Food is one of the most powerful forces of change for our health. But why is it so confusing?
In his new book, Eat Smarter (Little, Brown and Company, 2020), Shawn Stevenson—bestselling author and creator of “The Model Health Show,” one of the top health podcasts in the U.S.—explores and demystifies the physical and mental influences of food and shares an easy-to-follow, science-backed plan for making the best nutritional choices to transform your body, mood and life. We caught up with him to learn more.
As a nutritionist, this is the kind of book I’ve always wanted to write. There are many paths to a goal—food was the path that got me physically healthier. Food is information. It changed the way I was thinking. Eating better made me a better person, gave me more clarity and unlocked so many capacities in me.
At this time in human history, our health is so dismal and overlooked as a way we can become more resilient. For me, this book is a testament that, whether we realize it or not, we want to be healthy and resilient. It’s a powerful resource.
Why is food so confusing to many people?
There is this unsaid thing that people aren’t smart enough to understand complex things about food. As humans, we have genius capacity, but the food and health and wellness industries, plus our health-care system, have overcomplicated things. There’s a saying: “If you can’t explain it simply, you don’t know it well enough.”
In this book, I take people behind the scenes on how their metabolism works, how fat loss really works. I demystify things around food, so they become more tangible. Food and health should be fun.
How does food impact the health and happiness of personal relationships?
When you look in a mirror, you “see” what food you’ve eaten. It controls everything about you, your heart, your brain.
With this relationship in mind, I centered the book around a study by Oxford researchers on how nutrition affects proclivity toward violence. The study involved a group of prison inmates prone to aggression and violence, and what would happen if their nutrition was improved. Very rudimentary nutrition was given to one group; another received a placebo.
The results were shocking. The group with better nutrition had a 40 percent reduction in behavioral issues and a 30 percent reduction in violent offenses.
It boils down to function of the human brain and what happens when it’s malnourished. In everyday life, I know through top experts in psychology and neuroscience that most of our conflicts are related to biological issues.

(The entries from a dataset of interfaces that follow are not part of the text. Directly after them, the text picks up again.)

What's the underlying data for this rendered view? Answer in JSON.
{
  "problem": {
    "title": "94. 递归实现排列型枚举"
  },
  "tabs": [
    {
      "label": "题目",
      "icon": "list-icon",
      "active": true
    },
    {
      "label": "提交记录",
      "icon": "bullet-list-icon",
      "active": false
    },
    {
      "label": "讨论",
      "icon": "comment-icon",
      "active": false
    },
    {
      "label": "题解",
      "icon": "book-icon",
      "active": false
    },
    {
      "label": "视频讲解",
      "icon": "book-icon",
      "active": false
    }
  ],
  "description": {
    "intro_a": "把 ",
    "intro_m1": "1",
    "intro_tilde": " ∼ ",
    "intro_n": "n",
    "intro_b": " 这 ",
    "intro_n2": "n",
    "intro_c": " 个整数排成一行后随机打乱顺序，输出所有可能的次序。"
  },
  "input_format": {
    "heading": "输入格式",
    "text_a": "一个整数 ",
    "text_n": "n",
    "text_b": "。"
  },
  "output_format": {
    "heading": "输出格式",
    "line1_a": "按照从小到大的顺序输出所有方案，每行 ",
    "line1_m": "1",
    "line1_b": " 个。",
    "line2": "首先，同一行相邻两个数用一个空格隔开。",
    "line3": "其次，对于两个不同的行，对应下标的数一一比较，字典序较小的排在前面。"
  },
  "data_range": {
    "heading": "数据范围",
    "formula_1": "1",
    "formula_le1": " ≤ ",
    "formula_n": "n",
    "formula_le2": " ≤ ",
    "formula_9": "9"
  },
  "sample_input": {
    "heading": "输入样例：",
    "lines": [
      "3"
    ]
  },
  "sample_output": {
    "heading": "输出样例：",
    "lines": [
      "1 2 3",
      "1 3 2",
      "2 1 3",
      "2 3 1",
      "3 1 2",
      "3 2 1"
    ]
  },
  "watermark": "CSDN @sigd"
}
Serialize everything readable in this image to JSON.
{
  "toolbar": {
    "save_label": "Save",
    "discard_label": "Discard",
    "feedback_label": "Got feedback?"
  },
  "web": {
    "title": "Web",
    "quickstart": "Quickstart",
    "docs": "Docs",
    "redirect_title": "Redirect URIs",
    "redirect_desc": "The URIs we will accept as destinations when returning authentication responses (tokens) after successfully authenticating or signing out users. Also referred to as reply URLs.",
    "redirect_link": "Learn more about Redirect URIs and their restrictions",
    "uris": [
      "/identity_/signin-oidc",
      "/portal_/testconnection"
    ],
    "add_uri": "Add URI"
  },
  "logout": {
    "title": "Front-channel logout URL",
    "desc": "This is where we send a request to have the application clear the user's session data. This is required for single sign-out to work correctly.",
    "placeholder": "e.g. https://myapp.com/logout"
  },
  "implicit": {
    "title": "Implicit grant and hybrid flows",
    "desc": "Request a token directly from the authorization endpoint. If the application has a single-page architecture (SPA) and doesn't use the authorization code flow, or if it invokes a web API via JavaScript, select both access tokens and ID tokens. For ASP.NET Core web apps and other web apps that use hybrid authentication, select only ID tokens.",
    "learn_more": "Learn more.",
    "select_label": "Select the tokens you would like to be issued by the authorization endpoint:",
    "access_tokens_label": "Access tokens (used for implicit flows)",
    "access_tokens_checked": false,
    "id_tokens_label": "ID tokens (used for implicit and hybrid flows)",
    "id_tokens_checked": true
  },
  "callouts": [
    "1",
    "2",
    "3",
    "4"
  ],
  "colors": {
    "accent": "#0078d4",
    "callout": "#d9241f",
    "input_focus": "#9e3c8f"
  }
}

Researchers at The Ohio State University monitored the glucose levels of several married couples and how loved ones would respond related to their blood sugar. When levels were abnormal, they were more aggressive and far less likely to resolve relationship conflicts.
In the book, I use monster analogies about being “hangry.” I’m a werewolf; I’m good most of the time, but every now and then I can lash out. We might lash out on someone we love simply because of our biological versus logical issues.
You write that eating smarter isn’t just about what you eat, but about when you eat. Tell us more.
There is a study that tracked eating habits of a group and how often an average person eats—it analyzed the 15 hours a day while we’re awake. In the study, researchers wanted to find what would happen if they condensed that eating window to 10 to 12 hours a day, with no restrictions, no shifts in food or nutrients. The result: After 16 weeks, people lost over seven pounds, were sleeping better and had more energy.
A lot of people don’t realize that our number-one utilization of energy in the body is to digest food. When we eat a meal, we have an uptick in stress hormones. When we take in any food, the body has a big immune response to determine if this stuff is OK. If we have a bit longer window when we’re not eating, we kick into cellular cleansing. We have thrifty genes that work when we’re not eating.